Task brief = Whenever a line in the records below contains "ラテンアメリカ", pick it out.
══ The data ══
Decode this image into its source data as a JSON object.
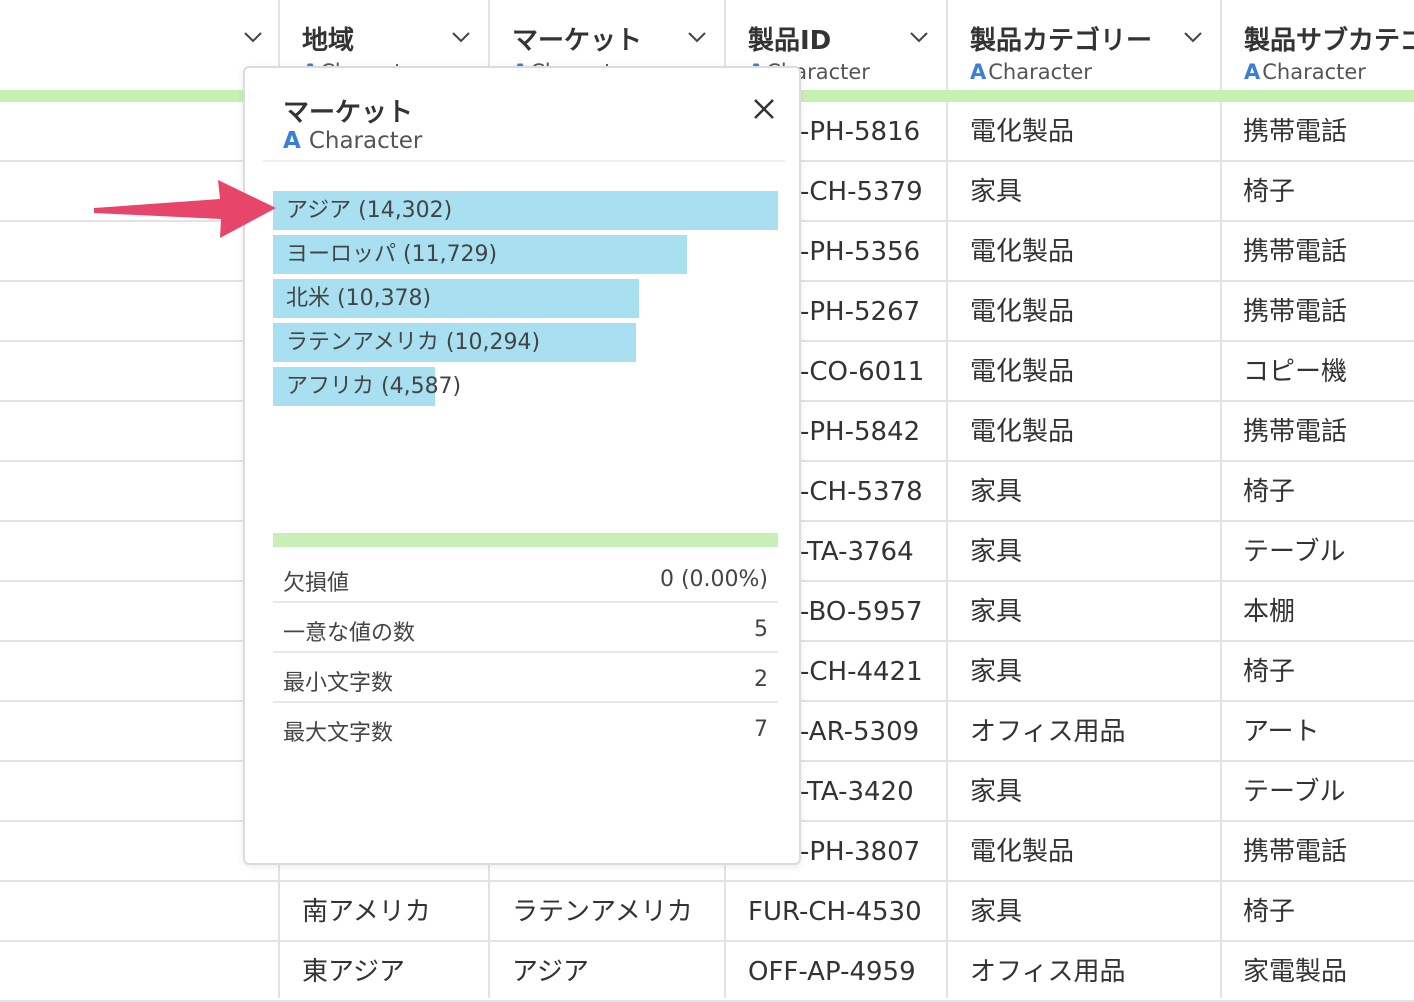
{
  "columns": [
    {
      "name": "",
      "type": ""
    },
    {
      "name": "地域",
      "type": "Character"
    },
    {
      "name": "マーケット",
      "type": "Character"
    },
    {
      "name": "製品ID",
      "type": "Character"
    },
    {
      "name": "製品カテゴリー",
      "type": "Character"
    },
    {
      "name": "製品サブカテゴ",
      "type": "Character"
    }
  ],
  "rows": [
    {
      "id": "-PH-5816",
      "category": "電化製品",
      "subcategory": "携帯電話"
    },
    {
      "id": "-CH-5379",
      "category": "家具",
      "subcategory": "椅子"
    },
    {
      "id": "-PH-5356",
      "category": "電化製品",
      "subcategory": "携帯電話"
    },
    {
      "id": "-PH-5267",
      "category": "電化製品",
      "subcategory": "携帯電話"
    },
    {
      "id": "-CO-6011",
      "category": "電化製品",
      "subcategory": "コピー機"
    },
    {
      "id": "-PH-5842",
      "category": "電化製品",
      "subcategory": "携帯電話"
    },
    {
      "id": "-CH-5378",
      "category": "家具",
      "subcategory": "椅子"
    },
    {
      "id": "-TA-3764",
      "category": "家具",
      "subcategory": "テーブル"
    },
    {
      "id": "-BO-5957",
      "category": "家具",
      "subcategory": "本棚"
    },
    {
      "id": "-CH-4421",
      "category": "家具",
      "subcategory": "椅子"
    },
    {
      "id": "-AR-5309",
      "category": "オフィス用品",
      "subcategory": "アート"
    },
    {
      "id": "-TA-3420",
      "category": "家具",
      "subcategory": "テーブル"
    },
    {
      "id": "-PH-3807",
      "category": "電化製品",
      "subcategory": "携帯電話"
    }
  ],
  "bottom_rows": [
    {
      "region": "南アメリカ",
      "market": "ラテンアメリカ",
      "id": "FUR-CH-4530",
      "category": "家具",
      "subcategory": "椅子"
    },
    {
      "region": "東アジア",
      "market": "アジア",
      "id": "OFF-AP-4959",
      "category": "オフィス用品",
      "subcategory": "家電製品"
    }
  ],
  "popup": {
    "title": "マーケット",
    "type_label": "Character",
    "type_icon": "A",
    "bars": [
      {
        "label": "アジア (14,302)",
        "count": 14302
      },
      {
        "label": "ヨーロッパ (11,729)",
        "count": 11729
      },
      {
        "label": "北米 (10,378)",
        "count": 10378
      },
      {
        "label": "ラテンアメリカ (10,294)",
        "count": 10294
      },
      {
        "label": "アフリカ (4,587)",
        "count": 4587
      }
    ],
    "stats": [
      {
        "label": "欠損値",
        "value": "0 (0.00%)"
      },
      {
        "label": "一意な値の数",
        "value": "5"
      },
      {
        "label": "最小文字数",
        "value": "2"
      },
      {
        "label": "最大文字数",
        "value": "7"
      }
    ]
  },
  "colors": {
    "bar": "#a8e0f1",
    "quality_bar": "#c8f0b6",
    "arrow": "#e8456b",
    "type_icon": "#3a7fd5"
  },
  "icons": {
    "column_menu": "chevron-down-icon",
    "close": "close-icon",
    "annotation": "arrow-icon"
  }
}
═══
Exercise output =
      "market": "ラテンアメリカ",
        "label": "ラテンアメリカ (10,294)",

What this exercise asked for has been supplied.